WHAT YOU SHOULD DO>
Lines that include "this" make up the answer; copy all of them from the data below.

- Opening Delimiter -

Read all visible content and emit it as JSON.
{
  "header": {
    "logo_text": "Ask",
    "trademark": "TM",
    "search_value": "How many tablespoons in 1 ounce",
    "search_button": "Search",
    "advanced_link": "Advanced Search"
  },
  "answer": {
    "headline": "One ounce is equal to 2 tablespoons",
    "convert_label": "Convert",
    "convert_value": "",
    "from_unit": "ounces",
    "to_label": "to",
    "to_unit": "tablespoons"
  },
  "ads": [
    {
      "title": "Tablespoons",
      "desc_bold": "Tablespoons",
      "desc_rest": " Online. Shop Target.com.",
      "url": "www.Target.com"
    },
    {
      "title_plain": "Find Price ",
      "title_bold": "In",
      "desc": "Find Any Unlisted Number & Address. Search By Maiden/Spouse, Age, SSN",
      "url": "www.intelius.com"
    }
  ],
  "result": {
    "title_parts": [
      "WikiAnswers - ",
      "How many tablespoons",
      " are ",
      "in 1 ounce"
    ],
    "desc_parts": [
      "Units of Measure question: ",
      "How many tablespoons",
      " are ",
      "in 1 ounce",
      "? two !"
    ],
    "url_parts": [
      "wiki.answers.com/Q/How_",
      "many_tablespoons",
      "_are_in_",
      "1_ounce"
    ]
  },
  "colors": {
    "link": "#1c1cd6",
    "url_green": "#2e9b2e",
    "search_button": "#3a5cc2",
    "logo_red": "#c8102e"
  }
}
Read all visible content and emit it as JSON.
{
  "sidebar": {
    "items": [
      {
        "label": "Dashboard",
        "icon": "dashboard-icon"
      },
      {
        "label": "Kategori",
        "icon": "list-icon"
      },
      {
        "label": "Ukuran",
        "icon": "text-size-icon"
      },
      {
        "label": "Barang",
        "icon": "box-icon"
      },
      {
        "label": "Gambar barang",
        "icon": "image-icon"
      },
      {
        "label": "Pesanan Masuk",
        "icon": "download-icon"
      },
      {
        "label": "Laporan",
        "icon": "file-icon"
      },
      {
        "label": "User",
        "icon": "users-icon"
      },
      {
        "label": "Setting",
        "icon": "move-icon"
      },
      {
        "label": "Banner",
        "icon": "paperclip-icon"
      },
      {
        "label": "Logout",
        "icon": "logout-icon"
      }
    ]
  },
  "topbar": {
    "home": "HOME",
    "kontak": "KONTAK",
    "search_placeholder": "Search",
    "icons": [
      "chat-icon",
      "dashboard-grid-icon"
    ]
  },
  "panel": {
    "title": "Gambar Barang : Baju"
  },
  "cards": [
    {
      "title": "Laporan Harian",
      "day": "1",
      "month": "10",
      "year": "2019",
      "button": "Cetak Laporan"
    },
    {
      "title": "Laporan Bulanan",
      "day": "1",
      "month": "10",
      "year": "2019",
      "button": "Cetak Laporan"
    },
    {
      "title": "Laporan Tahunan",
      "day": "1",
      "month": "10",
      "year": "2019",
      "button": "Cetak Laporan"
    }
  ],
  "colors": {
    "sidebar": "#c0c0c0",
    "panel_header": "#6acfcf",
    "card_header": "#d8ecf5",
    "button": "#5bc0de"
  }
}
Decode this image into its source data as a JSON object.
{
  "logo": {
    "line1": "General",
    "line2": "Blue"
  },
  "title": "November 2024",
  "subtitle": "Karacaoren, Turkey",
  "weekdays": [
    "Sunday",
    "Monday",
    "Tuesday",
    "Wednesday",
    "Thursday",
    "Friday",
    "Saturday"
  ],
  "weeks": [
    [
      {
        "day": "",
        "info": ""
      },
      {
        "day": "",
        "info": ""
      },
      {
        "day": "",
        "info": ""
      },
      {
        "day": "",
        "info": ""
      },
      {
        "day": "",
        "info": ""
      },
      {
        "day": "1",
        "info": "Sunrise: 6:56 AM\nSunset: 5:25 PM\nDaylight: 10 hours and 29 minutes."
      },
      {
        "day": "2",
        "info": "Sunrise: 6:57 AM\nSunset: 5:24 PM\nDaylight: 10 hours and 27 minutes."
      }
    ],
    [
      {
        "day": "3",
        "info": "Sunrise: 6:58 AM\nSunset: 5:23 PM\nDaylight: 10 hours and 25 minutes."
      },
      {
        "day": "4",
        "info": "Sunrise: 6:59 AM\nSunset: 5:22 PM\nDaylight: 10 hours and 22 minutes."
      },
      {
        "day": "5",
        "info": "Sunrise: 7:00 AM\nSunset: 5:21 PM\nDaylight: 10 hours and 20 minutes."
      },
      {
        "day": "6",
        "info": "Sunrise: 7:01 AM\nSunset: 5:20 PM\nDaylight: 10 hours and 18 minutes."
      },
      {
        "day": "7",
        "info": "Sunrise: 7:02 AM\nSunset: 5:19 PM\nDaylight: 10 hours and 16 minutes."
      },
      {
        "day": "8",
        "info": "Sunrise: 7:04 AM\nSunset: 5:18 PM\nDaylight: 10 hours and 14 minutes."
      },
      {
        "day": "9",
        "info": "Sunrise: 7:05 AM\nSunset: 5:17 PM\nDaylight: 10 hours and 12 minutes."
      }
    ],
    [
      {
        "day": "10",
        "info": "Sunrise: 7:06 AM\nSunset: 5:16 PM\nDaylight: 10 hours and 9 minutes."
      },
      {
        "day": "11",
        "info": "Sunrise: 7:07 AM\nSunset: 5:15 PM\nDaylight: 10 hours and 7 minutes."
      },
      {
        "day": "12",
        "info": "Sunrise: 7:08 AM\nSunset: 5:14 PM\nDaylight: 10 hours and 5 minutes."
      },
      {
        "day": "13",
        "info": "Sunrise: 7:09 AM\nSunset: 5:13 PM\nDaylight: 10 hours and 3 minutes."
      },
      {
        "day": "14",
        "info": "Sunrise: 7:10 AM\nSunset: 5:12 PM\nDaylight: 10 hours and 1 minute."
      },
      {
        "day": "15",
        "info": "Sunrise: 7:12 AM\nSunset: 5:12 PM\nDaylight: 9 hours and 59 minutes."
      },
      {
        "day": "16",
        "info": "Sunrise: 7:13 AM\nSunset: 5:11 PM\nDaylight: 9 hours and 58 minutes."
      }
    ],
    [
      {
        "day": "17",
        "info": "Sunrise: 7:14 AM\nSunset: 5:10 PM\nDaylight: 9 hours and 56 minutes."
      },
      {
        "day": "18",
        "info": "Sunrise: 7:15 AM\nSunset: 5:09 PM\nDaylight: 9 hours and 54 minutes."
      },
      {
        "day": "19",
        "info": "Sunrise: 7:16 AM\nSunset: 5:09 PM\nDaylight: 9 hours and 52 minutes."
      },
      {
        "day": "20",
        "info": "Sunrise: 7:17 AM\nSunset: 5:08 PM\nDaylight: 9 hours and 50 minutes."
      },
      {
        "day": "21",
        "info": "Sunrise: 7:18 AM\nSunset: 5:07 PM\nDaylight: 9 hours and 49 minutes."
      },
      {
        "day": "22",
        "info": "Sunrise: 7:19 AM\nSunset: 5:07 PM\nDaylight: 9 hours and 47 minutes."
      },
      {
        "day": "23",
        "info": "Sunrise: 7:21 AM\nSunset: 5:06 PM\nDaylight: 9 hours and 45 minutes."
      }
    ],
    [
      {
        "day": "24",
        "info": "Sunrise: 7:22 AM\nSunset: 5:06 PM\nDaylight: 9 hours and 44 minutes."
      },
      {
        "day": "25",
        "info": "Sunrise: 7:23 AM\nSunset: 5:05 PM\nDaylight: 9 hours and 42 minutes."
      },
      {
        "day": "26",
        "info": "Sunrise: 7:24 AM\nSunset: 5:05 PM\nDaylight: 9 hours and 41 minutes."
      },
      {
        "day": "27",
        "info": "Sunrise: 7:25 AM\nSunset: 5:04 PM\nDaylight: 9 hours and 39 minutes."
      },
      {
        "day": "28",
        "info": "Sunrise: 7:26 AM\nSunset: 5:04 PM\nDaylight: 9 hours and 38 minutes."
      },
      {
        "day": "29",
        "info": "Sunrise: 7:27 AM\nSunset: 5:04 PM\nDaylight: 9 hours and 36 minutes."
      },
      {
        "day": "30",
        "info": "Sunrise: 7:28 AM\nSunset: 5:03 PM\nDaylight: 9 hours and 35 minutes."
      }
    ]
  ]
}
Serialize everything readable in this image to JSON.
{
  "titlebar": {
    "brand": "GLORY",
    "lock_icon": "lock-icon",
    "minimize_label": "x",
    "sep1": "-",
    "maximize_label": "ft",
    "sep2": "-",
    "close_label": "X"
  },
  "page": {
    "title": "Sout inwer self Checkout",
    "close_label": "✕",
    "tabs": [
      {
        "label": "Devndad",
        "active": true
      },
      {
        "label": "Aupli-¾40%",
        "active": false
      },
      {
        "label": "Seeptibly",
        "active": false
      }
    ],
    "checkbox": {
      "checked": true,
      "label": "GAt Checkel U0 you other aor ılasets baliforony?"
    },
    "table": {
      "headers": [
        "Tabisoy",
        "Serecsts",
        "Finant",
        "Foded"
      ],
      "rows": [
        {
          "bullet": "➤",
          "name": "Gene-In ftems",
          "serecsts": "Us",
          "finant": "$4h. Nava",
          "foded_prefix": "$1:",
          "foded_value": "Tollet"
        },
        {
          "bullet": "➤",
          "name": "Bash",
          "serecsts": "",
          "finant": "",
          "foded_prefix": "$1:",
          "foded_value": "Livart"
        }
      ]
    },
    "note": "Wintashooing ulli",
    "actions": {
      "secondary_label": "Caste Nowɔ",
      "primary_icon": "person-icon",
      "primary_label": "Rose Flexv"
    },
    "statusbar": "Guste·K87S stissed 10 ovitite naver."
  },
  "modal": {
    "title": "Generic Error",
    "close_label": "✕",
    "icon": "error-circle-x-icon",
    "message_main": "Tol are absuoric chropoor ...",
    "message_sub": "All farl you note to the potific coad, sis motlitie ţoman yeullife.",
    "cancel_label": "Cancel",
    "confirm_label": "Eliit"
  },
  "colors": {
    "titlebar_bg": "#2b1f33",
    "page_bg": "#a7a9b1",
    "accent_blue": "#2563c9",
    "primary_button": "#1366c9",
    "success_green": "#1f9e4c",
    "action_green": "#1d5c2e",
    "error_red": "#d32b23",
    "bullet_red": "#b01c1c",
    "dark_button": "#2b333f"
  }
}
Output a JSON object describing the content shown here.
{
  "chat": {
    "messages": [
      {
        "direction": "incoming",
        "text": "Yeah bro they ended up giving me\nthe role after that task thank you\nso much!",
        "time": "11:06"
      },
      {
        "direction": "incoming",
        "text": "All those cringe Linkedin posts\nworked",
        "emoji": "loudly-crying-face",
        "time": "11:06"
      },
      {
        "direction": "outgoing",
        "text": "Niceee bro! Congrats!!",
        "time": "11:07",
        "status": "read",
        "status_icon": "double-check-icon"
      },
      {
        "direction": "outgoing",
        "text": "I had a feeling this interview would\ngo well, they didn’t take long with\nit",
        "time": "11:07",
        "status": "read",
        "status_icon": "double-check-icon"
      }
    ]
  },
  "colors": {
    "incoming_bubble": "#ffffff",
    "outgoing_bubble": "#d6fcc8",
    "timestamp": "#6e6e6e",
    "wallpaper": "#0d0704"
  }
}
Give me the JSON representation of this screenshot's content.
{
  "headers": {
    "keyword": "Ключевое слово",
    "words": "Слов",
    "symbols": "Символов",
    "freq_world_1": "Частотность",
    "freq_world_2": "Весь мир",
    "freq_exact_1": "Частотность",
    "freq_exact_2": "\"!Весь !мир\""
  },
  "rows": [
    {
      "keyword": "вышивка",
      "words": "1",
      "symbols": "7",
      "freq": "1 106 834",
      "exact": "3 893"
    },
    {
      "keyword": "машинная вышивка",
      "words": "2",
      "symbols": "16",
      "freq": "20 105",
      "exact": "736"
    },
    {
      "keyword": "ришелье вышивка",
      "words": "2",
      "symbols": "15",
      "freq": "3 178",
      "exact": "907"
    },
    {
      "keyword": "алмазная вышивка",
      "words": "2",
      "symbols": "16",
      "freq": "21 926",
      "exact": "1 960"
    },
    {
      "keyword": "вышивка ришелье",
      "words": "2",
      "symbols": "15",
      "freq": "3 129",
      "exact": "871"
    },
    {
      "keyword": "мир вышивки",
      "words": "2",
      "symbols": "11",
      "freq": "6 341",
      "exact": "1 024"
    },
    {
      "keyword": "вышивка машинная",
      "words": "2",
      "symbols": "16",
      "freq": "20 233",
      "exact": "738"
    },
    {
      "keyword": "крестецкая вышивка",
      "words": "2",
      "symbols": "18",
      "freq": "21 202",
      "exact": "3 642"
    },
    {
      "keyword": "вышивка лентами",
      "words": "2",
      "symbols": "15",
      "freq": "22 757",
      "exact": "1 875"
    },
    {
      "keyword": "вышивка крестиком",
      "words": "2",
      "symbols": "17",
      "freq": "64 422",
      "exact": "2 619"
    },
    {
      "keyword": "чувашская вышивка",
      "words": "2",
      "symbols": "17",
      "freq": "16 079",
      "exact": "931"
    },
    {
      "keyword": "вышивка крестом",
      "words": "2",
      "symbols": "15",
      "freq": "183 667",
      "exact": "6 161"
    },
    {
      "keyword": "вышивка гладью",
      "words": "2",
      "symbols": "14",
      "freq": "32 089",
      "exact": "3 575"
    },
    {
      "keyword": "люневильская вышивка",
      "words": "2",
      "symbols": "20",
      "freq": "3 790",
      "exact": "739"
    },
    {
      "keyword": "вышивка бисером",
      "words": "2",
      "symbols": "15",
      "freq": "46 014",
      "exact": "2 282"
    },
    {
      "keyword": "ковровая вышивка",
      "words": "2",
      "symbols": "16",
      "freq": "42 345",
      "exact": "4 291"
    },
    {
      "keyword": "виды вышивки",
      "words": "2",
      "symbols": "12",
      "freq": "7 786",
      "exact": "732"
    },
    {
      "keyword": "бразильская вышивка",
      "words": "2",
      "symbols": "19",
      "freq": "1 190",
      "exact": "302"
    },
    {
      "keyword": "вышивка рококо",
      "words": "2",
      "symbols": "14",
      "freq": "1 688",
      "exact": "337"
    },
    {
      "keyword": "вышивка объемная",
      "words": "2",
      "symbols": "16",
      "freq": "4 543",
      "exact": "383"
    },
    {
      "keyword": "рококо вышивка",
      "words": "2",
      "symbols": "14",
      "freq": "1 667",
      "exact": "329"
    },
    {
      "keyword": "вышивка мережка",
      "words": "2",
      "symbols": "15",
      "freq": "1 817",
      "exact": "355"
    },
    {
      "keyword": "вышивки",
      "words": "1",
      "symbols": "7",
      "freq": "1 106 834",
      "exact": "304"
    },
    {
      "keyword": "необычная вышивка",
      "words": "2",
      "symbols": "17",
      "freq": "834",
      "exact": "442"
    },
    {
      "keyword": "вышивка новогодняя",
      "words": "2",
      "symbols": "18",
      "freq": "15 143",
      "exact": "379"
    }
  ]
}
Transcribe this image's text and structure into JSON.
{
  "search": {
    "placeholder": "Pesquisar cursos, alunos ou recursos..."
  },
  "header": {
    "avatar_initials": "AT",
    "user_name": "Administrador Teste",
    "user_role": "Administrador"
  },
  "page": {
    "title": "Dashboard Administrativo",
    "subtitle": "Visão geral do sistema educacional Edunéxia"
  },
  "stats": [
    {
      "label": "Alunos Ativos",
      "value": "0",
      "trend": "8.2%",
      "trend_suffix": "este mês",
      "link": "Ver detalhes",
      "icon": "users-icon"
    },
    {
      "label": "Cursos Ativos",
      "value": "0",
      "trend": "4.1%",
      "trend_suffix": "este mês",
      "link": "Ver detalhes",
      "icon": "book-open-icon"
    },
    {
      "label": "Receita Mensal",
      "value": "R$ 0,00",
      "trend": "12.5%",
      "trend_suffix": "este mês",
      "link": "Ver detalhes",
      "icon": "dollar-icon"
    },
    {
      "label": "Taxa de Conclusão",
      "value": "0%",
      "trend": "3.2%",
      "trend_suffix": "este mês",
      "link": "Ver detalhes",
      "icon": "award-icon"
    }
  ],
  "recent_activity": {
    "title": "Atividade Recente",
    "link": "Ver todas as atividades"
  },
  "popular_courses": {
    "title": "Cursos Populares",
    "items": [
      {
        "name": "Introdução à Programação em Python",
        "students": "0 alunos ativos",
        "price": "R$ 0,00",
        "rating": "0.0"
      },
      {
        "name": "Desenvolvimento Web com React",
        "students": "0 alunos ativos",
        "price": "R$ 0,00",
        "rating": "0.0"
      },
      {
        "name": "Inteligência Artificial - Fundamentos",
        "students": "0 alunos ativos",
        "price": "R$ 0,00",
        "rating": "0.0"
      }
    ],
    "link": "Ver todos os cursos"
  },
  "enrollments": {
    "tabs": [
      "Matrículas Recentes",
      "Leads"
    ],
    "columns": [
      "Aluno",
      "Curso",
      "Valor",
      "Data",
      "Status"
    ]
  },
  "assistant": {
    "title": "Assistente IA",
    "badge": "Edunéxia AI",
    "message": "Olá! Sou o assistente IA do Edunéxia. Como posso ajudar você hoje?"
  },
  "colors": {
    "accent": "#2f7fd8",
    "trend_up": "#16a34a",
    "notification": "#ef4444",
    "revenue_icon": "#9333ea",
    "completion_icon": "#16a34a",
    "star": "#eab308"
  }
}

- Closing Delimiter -

WRITTEN SOLUTION>
Decode this image into its source data as a JSON object.
Serialize everything readable in this image to JSON.
        "text": "I had a feeling this interview would\ngo well, they didn’t take long with\nit",
Give me the JSON representation of this screenshot's content.
Transcribe this image's text and structure into JSON.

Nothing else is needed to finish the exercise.